John Harbison is an American composer whose work is notable for its astonishing range and diversity. He has written for every conceivable type of concert performance and is also considered original and accessible for a wide range of audiences. His major works include four string quartets, four symphonies, the 1987 Pulitzer Prize-winning cantata The Flight into Egypt and three operas, including "The Great Gatsby," which was commissioned by The Metropolitan Opera and first performed in December 1999. Harbison has been composer-in-residence with the Pittsburgh Symphony, the Los Angeles Philharmonic, the Santa Fe Chamber Festival, the American Academy in Rome, Tanglewood, the California Institute for the Arts and Chamber Music West. He is also an Institute Professor at MIT and the Acting Artistic Director of Emmanuel Music. Harbison holds an MFA from Princeton University.
Question: Who are we?

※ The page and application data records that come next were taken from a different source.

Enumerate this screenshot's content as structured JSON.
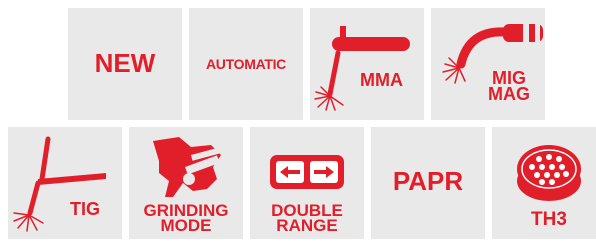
{
  "colors": {
    "accent": "#e01f2b",
    "tile": "#e9e9e9",
    "background": "#ffffff"
  },
  "row1": [
    {
      "id": "new",
      "label": "NEW",
      "icon": "none"
    },
    {
      "id": "automatic",
      "label": "AUTOMATIC",
      "icon": "none"
    },
    {
      "id": "mma",
      "label": "MMA",
      "icon": "mma-torch-icon"
    },
    {
      "id": "mig-mag",
      "label": "MIG\nMAG",
      "icon": "mig-torch-icon"
    }
  ],
  "row2": [
    {
      "id": "tig",
      "label": "TIG",
      "icon": "tig-torch-icon"
    },
    {
      "id": "grinding-mode",
      "label": "GRINDING\nMODE",
      "icon": "grinder-icon"
    },
    {
      "id": "double-range",
      "label": "DOUBLE\nRANGE",
      "icon": "double-arrow-icon"
    },
    {
      "id": "papr",
      "label": "PAPR",
      "icon": "none"
    },
    {
      "id": "th3",
      "label": "TH3",
      "icon": "filter-icon"
    }
  ]
}
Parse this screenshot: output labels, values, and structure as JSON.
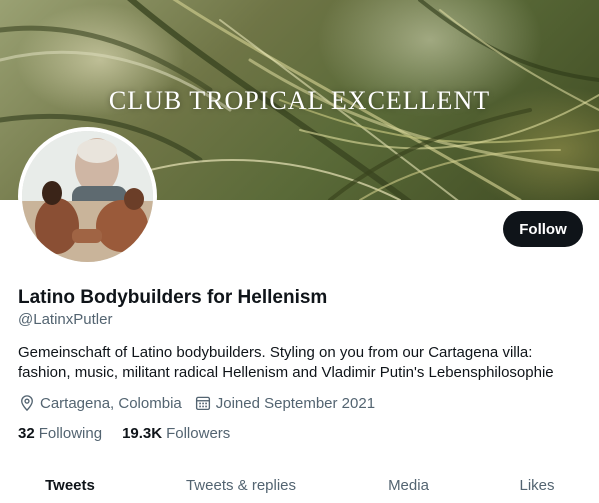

John Harbison: Well where we are at this moment is yet another confluence of … I would have to say on all sides fanatical, religious conflict. And I don’t think that it’s possible for the United States to, as a country, detach itself from a fanatical, religious tradition which is engaged in this situation. And in terms of grand historical forces, it’s a replay of things that have gone back many, many, years. And interestingly enough to me, because I wrote a piece for the 50th anniversary of Israel, where I went to Israel and I actually tried to learn as much as I could about what was happening there . . . but it’s centering on the same part of the world again that’s so often it has. Palestine, Jerusalem, and the crusades and the various occupations by all three of three forces are almost like a short history of the world. You could argue that the people with the most impact on the course of history are the ones that commit the worst deeds. Because then tremendous number of other people wind up with their lives completely co-opted in trying to deal with the consequences. So I guess it was quite a stir years ago when Hitler was man of the year on a Time magazine cover. That was, I think, a historically inaccurate representation. But you know, evil, or let’s just say nefarious purposes, are willing to use much more radical and damaging means than say a monk who was going out to help the poor.Well if you ask that question, you know, at the end of the 19th Century, I think everyone would have said yes. Of course we’re doing better. We don’t have slavery. We seem to be behaving more tolerantly and so forth. But then there was the Holocaust. And I think the real legacy of the Holocaust is that we can no longer think of a trajectory … you know, toward an enlightenment trajectory. Because of course the way I have to read the Holocaust is that the country from which I have, perhaps, the most artistic respect … because Bach essentially raised me as a musician … this extraordinarily developed country was at the heart of this utter calamity, and probably the most culturally sophisticated development that we’ve ever achieved. And also the country which had achieved the most sophisticated integration of various racial and national types. There was no country in Europe, for instance, in which Jewish people were more accepted in high stations and important professions. And then you had the camps. So I would say finding the overarching purpose, or if we were to take that to mean as it so often does, some development in the positive way about human nature, I think it’s very, very, tenuous and hard to believe. I think one has to believe much more in individual kindness, and daily decency, and much less grand ideas.
Recorded On: 6/12/07